Since then he peers around the yard, hopefully, looking for more tiny toads with whom to make friends. The toads seem to object to these overtures.

Fun post, and good luck with your roof beams!

Vera said...

Hi Duta, Gus is cute and becoming a wonderful part of our family. Nice to have you visit.

Vera said...

Hi Land of Shimp: We don't have our male dogs neutered because we think that it takes away a lot of their character, sort of makes them into half dogs. But they aren't over sexed, and haven't as yet fallen in love with shoes and cushions and things. Just Fleur, our neighbour's dog who is an absolute flirt of a dog and encourages our boys on, then sits down on her tail end and says 'no'. She is naughty.
Lizards are very interesting, and we love watching them as well. It is lovely to see the population come alive this summer, after their decimation by the feral cats. I am endlessly having to rescue them from the various water containers we have around here - they fall in and can't get out. Also do frogs here as well. And also have a frog which sits on the wall and makes a hell of a din, but have never seen it although my husband has after having rescued one which had got into the bedroom caravan and had nestled itself down on my pillow. Hope your froggy finds some pals and makes more froggies for you to enjoy.

Not Waving but Drowning said...

I've noticed the swifts all gathering together too,I think they're getting ready to fly south.

I'll miss them. I love it when they arrive in May as the herald of summer.

FF

Vera said...
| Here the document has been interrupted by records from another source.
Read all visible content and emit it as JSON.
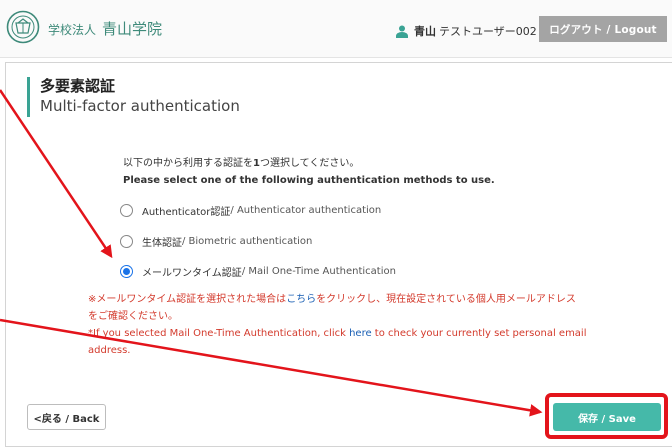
{
  "header": {
    "org_kind": "学校法人",
    "org_name": "青山学院",
    "user_name": "青山",
    "user_rest": "テストユーザー002",
    "logout_label": "ログアウト / Logout"
  },
  "page": {
    "title_ja": "多要素認証",
    "title_en": "Multi-factor authentication"
  },
  "instructions": {
    "ja_before": "以下の中から利用する認証を",
    "ja_bold": "1",
    "ja_after": "つ選択してください。",
    "en": "Please select one of the following authentication methods to use."
  },
  "options": [
    {
      "ja": "Authenticator認証",
      "en": " / Authenticator authentication",
      "selected": false
    },
    {
      "ja": "生体認証",
      "en": " / Biometric authentication",
      "selected": false
    },
    {
      "ja": "メールワンタイム認証",
      "en": " / Mail One-Time Authentication",
      "selected": true
    }
  ],
  "notice": {
    "ja_line1_before": "※メールワンタイム認証を選択された場合は",
    "ja_link": "こちら",
    "ja_line1_after": "をクリックし、現在設定されている個人用メールアドレス",
    "ja_line2": "をご確認ください。",
    "en_before": "*If you selected Mail One-Time Authentication, click ",
    "en_link": "here",
    "en_after": " to check your currently set personal email",
    "en_line2": "address."
  },
  "buttons": {
    "back_label": "<戻る / Back",
    "save_label": "保存 / Save"
  },
  "colors": {
    "accent": "#45b9a9",
    "annotation": "#e3141b",
    "link": "#1a5fb4",
    "notice": "#d33a2c"
  }
}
I miss those swifts now they have gone. Just like I do when my family have visited. Strange that. But I keep thinking of them flying down over the Pyrenees and then on to Africa. Such little creatures, and such a long way. I know that it is in their genetic inheritance to make this journey, but I still feel for them.